These are not the vocational programs of yesteryear. Today’s CTE courses are more academically rigorous and focus on preparing students for careers in the modern economy, most of which are typically associated with associate or bachelor’s degrees or beyond.

How can I find out more information about past bonds?

You can learn more by reading the 2008 Bond Substantial Completion Report, reviewing the 2008 bond website, or reviewing the 1995 bond website.

When is the election?

Election Day is May 12th. Voters can drop off their completed ballots at any one of 20 ballot drop box locations across Lane County until 8 p.m. on Tuesday, May 12th, 2020.

How to vote in the May election?

  1. Register to vote
  2. Live in Lane County
  3. Return your ballots to a ballot location by May 12th, 2020

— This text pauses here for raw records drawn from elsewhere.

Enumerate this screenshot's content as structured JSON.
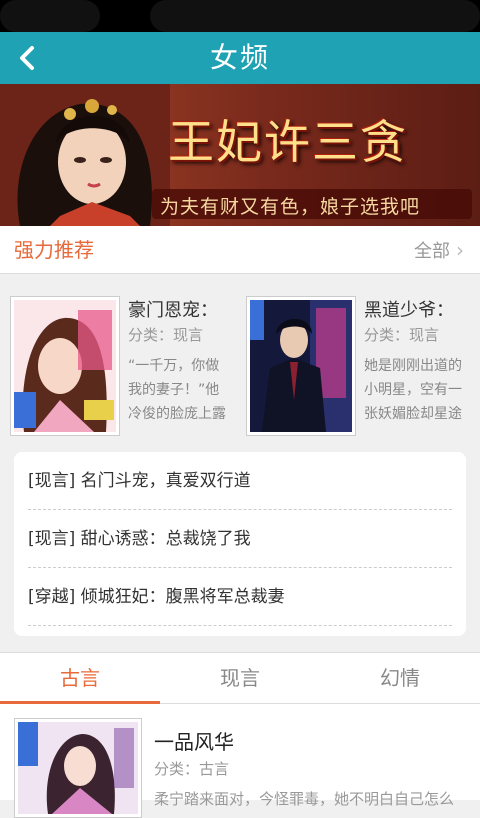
{
  "header": {
    "title": "女频"
  },
  "banner": {
    "headline": "王妃许三贪",
    "tagline": "为夫有财又有色，娘子选我吧"
  },
  "section": {
    "title": "强力推荐",
    "more_label": "全部"
  },
  "recommendations": [
    {
      "title": "豪门恩宠：",
      "category": "分类：现言",
      "excerpt": "“一千万，你做我的妻子！”他冷俊的脸庞上露"
    },
    {
      "title": "黑道少爷：",
      "category": "分类：现言",
      "excerpt": "她是刚刚出道的小明星，空有一张妖媚脸却星途"
    }
  ],
  "list": [
    {
      "tag": "[现言]",
      "title": "名门斗宠，真爱双行道"
    },
    {
      "tag": "[现言]",
      "title": "甜心诱惑：总裁饶了我"
    },
    {
      "tag": "[穿越]",
      "title": "倾城狂妃：腹黑将军总裁妻"
    }
  ],
  "tabs": [
    {
      "label": "古言",
      "active": true
    },
    {
      "label": "现言",
      "active": false
    },
    {
      "label": "幻情",
      "active": false
    }
  ],
  "book": {
    "title": "一品风华",
    "category": "分类：古言",
    "excerpt": "柔宁踏来面对，今怪罪毒，她不明白自己怎么"
  },
  "colors": {
    "header": "#1fa2b4",
    "accent": "#e8693a"
  }
}
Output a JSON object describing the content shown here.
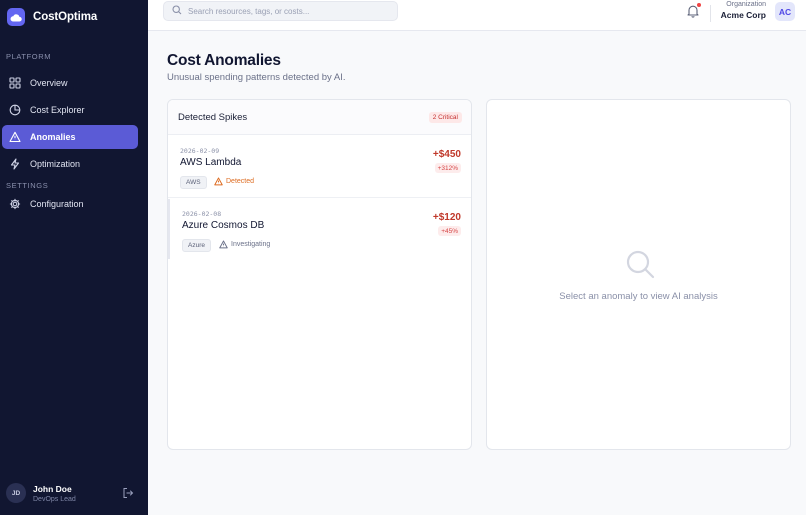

For more information or to answer any additional questions, please email us.

Cost

What would the LCC Bond cost?

Property tax rates would increase by about $0.14 per $1,000 of assessed value, to a rate of $0.20 per $1,000 of assessed value for Lane Community College bond debt. Property taxes would increase by about $3.50 a month or $42 a year for a property assessed at $300,000.

The bond measure would pay for a selected portion of the college’s current needs. In addition, LCC will receive $8 million in state matching funds that would be received only if the bond measure passes. LCC will also apply for state seismic upgrade funds and a variety of grant funds, as well as engage in private fund raising.

Cost per thousand

95 million 121.5 million 145 million
Per 1000 $0.09 $0.12 $0.14

Annual tax increase for houses valued $200k, $250k, and $300k

$95 Million Bond $121.5 Million Bond $145 Million Bond
200,000 $18 $24 $28
250,000 $23 $30 $35
300,000 $27 $36 $42

This graph repeats the information contained in the previous table

Contact

This website is intended to answer any questions about the LCC bond measure with unbiased information. All information here has been reviewed by the Oregon Secretary of State’s office for accuracy and adherence to Oregon state laws. For more information or to answer any additional questions, please email Brett Rowlett, Director of Public Affairs, at rowlettb@lanecc.edu